Word for word, write out the entries that follow, omitting all pictures.

BEGIN Given data

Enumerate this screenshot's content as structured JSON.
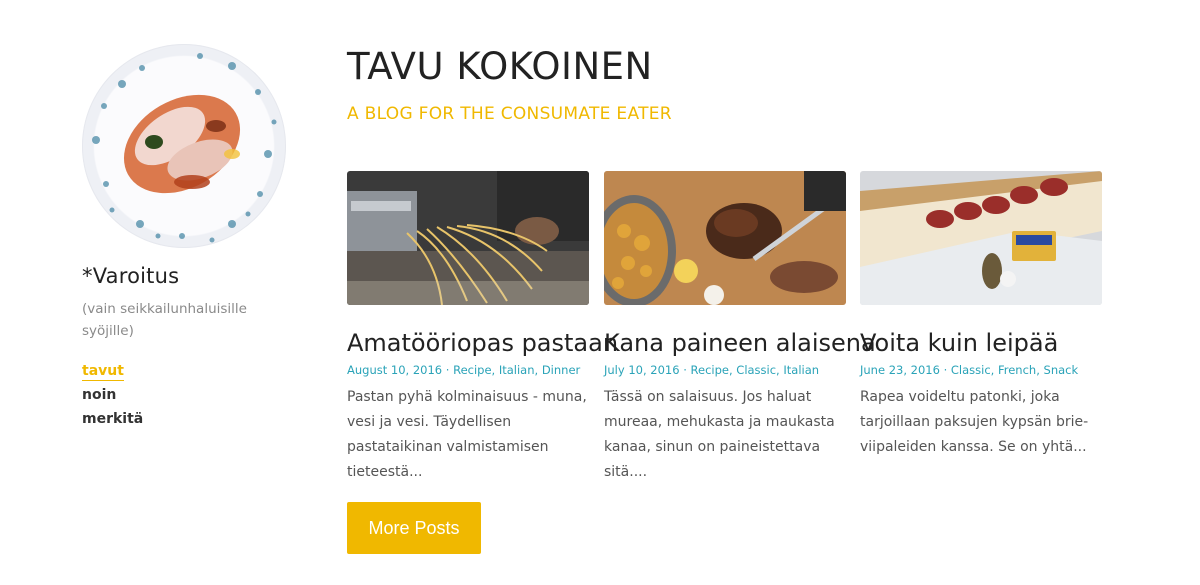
{
  "sidebar": {
    "site_name": "*Varoitus",
    "site_description": "(vain seikkailunhaluisille syöjille)",
    "nav": [
      {
        "label": "tavut",
        "active": true
      },
      {
        "label": "noin",
        "active": false
      },
      {
        "label": "merkitä",
        "active": false
      }
    ]
  },
  "header": {
    "title": "TAVU KOKOINEN",
    "tagline": "A BLOG FOR THE CONSUMATE EATER"
  },
  "posts": [
    {
      "title": "Amatööriopas pastaan",
      "date": "August 10, 2016",
      "tags": "Recipe, Italian, Dinner",
      "excerpt": "Pastan pyhä kolminaisuus - muna, vesi ja vesi. Täydellisen pastataikinan valmistamisen tieteestä..."
    },
    {
      "title": "Kana paineen alaisena",
      "date": "July 10, 2016",
      "tags": "Recipe, Classic, Italian",
      "excerpt": "Tässä on salaisuus. Jos haluat mureaa, mehukasta ja maukasta kanaa, sinun on paineistettava sitä...."
    },
    {
      "title": "Voita kuin leipää",
      "date": "June 23, 2016",
      "tags": "Classic, French, Snack",
      "excerpt": "Rapea voideltu patonki, joka tarjoillaan paksujen kypsän brie-viipaleiden kanssa. Se on yhtä..."
    }
  ],
  "more_button": "More Posts",
  "colors": {
    "accent": "#f0b800",
    "meta": "#2aa3b8",
    "title": "#222222"
  }
}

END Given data

■ Result for this task ■
Enumerate this screenshot's content as structured JSON.
{
  "sidebar": {
    "site_name": "*Varoitus",
    "site_description": "(vain seikkailunhaluisille syöjille)",
    "nav": [
      {
        "label": "tavut",
        "active": true
      },
      {
        "label": "noin",
        "active": false
      },
      {
        "label": "merkitä",
        "active": false
      }
    ]
  },
  "header": {
    "title": "TAVU KOKOINEN",
    "tagline": "A BLOG FOR THE CONSUMATE EATER"
  },
  "posts": [
    {
      "title": "Amatööriopas pastaan",
      "date": "August 10, 2016",
      "tags": "Recipe, Italian, Dinner",
      "excerpt": "Pastan pyhä kolminaisuus - muna, vesi ja vesi. Täydellisen pastataikinan valmistamisen tieteestä..."
    },
    {
      "title": "Kana paineen alaisena",
      "date": "July 10, 2016",
      "tags": "Recipe, Classic, Italian",
      "excerpt": "Tässä on salaisuus. Jos haluat mureaa, mehukasta ja maukasta kanaa, sinun on paineistettava sitä...."
    },
    {
      "title": "Voita kuin leipää",
      "date": "June 23, 2016",
      "tags": "Classic, French, Snack",
      "excerpt": "Rapea voideltu patonki, joka tarjoillaan paksujen kypsän brie-viipaleiden kanssa. Se on yhtä..."
    }
  ],
  "more_button": "More Posts",
  "colors": {
    "accent": "#f0b800",
    "meta": "#2aa3b8",
    "title": "#222222"
  }
}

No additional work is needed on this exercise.